▸ EXERCISE AIM
Set the listing down again in full, word for word, with the pictures left out.
============
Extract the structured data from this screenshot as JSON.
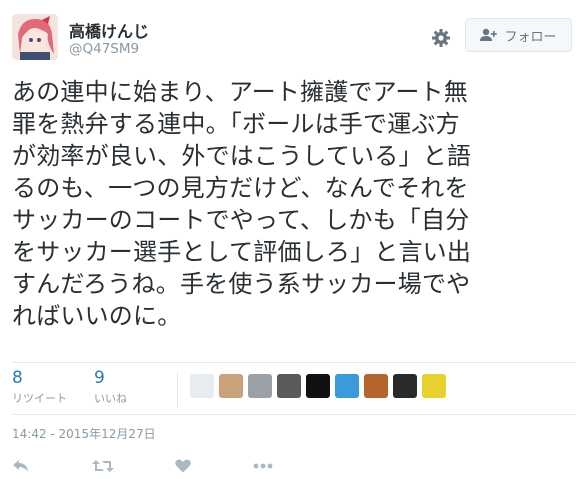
{
  "user": {
    "display_name": "高橋けんじ",
    "screen_name": "@Q47SM9"
  },
  "follow_button": {
    "label": "フォロー",
    "icon": "add-user-icon"
  },
  "settings_icon": "gear-icon",
  "tweet": {
    "lines": [
      "あの連中に始まり、アート擁護でアート無",
      "罪を熱弁する連中。「ボールは手で運ぶ方",
      "が効率が良い、外ではこうしている」と語",
      "るのも、一つの見方だけど、なんでそれを",
      "サッカーのコートでやって、しかも「自分",
      "をサッカー選手として評価しろ」と言い出",
      "すんだろうね。手を使う系サッカー場でや",
      "ればいいのに。"
    ]
  },
  "stats": {
    "retweets": {
      "count": "8",
      "label": "リツイート"
    },
    "likes": {
      "count": "9",
      "label": "いいね"
    }
  },
  "liker_avatars": [
    {
      "name": "liker-avatar-1",
      "color": "#e8ecef"
    },
    {
      "name": "liker-avatar-2",
      "color": "#c9a27a"
    },
    {
      "name": "liker-avatar-3",
      "color": "#9aa0a6"
    },
    {
      "name": "liker-avatar-4",
      "color": "#5a5a5a"
    },
    {
      "name": "liker-avatar-5",
      "color": "#111111"
    },
    {
      "name": "liker-avatar-6",
      "color": "#3b9ad9"
    },
    {
      "name": "liker-avatar-7",
      "color": "#b5652b"
    },
    {
      "name": "liker-avatar-8",
      "color": "#2a2a2a"
    },
    {
      "name": "liker-avatar-9",
      "color": "#e8d12f"
    }
  ],
  "timestamp": "14:42 - 2015年12月27日",
  "actions": [
    "reply-icon",
    "retweet-icon",
    "like-icon",
    "more-icon"
  ]
}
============
▸ SOLUTION FOR THIS TASK
Extract the structured data from this screenshot as JSON.
{
  "user": {
    "display_name": "高橋けんじ",
    "screen_name": "@Q47SM9"
  },
  "follow_button": {
    "label": "フォロー",
    "icon": "add-user-icon"
  },
  "settings_icon": "gear-icon",
  "tweet": {
    "lines": [
      "あの連中に始まり、アート擁護でアート無",
      "罪を熱弁する連中。「ボールは手で運ぶ方",
      "が効率が良い、外ではこうしている」と語",
      "るのも、一つの見方だけど、なんでそれを",
      "サッカーのコートでやって、しかも「自分",
      "をサッカー選手として評価しろ」と言い出",
      "すんだろうね。手を使う系サッカー場でや",
      "ればいいのに。"
    ]
  },
  "stats": {
    "retweets": {
      "count": "8",
      "label": "リツイート"
    },
    "likes": {
      "count": "9",
      "label": "いいね"
    }
  },
  "liker_avatars": [
    {
      "name": "liker-avatar-1",
      "color": "#e8ecef"
    },
    {
      "name": "liker-avatar-2",
      "color": "#c9a27a"
    },
    {
      "name": "liker-avatar-3",
      "color": "#9aa0a6"
    },
    {
      "name": "liker-avatar-4",
      "color": "#5a5a5a"
    },
    {
      "name": "liker-avatar-5",
      "color": "#111111"
    },
    {
      "name": "liker-avatar-6",
      "color": "#3b9ad9"
    },
    {
      "name": "liker-avatar-7",
      "color": "#b5652b"
    },
    {
      "name": "liker-avatar-8",
      "color": "#2a2a2a"
    },
    {
      "name": "liker-avatar-9",
      "color": "#e8d12f"
    }
  ],
  "timestamp": "14:42 - 2015年12月27日",
  "actions": [
    "reply-icon",
    "retweet-icon",
    "like-icon",
    "more-icon"
  ]
}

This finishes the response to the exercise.